▸ TO DO: Within the data below, count every line that includes "labels" and report the total alone.

▸ MATERIAL SHOWN:
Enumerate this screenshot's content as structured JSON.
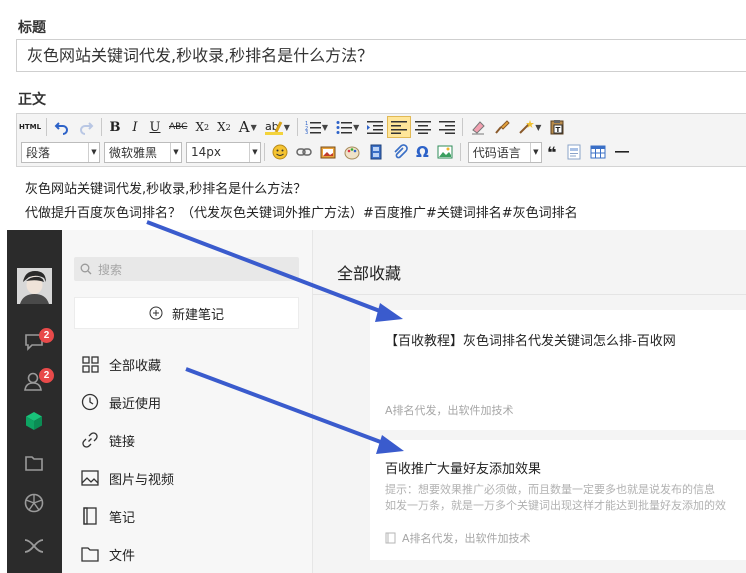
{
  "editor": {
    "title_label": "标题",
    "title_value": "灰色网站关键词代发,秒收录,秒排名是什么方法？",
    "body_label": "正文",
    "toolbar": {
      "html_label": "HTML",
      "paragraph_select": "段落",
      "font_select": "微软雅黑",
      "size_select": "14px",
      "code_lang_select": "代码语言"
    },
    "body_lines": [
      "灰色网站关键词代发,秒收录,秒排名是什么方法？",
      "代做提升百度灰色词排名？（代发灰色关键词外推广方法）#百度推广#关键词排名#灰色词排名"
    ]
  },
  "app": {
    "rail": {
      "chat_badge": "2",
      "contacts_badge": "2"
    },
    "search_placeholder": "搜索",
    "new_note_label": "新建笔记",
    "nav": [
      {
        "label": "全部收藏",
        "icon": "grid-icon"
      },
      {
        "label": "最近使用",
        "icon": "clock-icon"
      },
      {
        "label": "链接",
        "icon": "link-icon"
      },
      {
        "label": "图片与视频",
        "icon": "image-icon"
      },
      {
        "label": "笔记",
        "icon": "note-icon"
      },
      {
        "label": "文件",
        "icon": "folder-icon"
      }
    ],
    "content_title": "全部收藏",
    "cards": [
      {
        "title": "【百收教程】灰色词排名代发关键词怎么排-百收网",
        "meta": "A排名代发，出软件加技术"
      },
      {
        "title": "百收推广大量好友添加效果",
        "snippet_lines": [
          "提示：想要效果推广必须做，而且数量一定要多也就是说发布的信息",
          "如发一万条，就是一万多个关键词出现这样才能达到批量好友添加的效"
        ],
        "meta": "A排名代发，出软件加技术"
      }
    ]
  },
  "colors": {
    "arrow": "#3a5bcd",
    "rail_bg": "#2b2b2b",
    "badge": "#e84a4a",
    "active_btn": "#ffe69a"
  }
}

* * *

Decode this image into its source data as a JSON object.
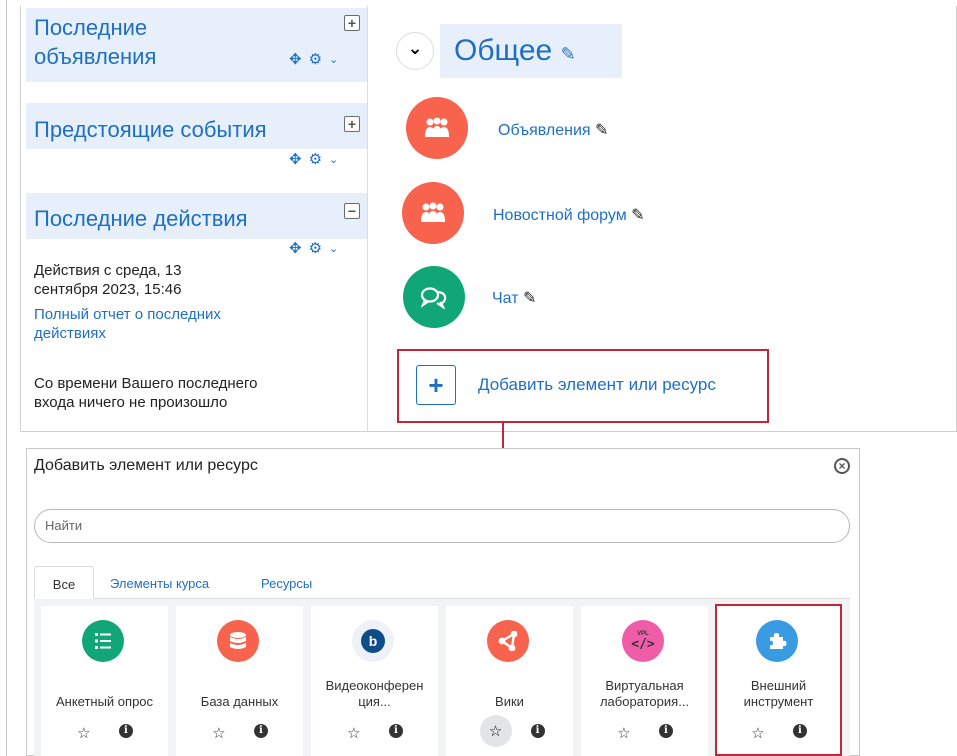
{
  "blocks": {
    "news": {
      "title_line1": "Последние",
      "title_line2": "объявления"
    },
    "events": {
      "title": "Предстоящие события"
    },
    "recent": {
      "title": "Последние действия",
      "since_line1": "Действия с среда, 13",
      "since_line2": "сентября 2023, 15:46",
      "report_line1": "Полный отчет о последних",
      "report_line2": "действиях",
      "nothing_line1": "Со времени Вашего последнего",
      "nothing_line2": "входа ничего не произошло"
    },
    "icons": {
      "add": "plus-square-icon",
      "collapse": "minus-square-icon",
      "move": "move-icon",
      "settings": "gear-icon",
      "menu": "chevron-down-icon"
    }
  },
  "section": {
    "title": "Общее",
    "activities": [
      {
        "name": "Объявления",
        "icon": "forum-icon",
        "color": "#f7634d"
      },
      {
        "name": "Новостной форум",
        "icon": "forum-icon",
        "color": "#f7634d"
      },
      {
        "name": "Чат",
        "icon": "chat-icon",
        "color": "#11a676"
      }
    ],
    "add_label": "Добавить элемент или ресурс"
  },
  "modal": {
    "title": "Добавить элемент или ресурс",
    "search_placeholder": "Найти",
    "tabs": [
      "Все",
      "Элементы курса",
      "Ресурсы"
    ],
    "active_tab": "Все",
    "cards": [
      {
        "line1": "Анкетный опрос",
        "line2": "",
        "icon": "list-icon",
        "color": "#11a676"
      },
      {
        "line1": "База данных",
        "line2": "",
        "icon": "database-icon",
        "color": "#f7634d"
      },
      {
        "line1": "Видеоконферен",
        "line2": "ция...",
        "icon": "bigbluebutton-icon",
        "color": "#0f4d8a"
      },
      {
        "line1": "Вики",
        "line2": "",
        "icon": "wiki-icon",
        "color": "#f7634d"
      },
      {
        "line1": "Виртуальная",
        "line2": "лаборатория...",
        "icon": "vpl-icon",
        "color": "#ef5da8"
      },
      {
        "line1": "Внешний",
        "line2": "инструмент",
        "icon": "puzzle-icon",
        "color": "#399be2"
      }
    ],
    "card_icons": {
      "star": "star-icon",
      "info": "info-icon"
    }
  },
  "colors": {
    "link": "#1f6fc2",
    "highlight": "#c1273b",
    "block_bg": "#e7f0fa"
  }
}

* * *

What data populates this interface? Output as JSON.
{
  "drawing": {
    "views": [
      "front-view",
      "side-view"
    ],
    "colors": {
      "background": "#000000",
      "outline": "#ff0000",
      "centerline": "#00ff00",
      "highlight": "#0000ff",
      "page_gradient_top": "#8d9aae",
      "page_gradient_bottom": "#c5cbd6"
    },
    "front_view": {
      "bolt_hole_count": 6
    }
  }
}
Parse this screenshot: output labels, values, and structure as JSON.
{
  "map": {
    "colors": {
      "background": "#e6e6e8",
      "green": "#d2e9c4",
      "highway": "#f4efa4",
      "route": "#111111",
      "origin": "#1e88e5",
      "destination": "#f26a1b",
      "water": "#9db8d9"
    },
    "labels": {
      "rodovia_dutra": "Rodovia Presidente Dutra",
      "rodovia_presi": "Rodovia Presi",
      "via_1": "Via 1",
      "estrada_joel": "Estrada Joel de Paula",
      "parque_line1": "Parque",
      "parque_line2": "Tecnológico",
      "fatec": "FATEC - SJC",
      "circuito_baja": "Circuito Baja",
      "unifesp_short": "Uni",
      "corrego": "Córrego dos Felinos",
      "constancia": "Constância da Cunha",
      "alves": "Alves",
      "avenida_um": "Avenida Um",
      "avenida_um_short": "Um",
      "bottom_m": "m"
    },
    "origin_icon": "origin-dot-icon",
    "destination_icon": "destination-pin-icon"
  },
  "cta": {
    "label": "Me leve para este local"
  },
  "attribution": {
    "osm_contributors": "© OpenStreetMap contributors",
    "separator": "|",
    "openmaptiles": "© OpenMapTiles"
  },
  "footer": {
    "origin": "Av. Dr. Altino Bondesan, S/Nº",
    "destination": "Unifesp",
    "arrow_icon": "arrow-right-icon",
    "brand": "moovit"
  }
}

▸ ANSWER AREA: 2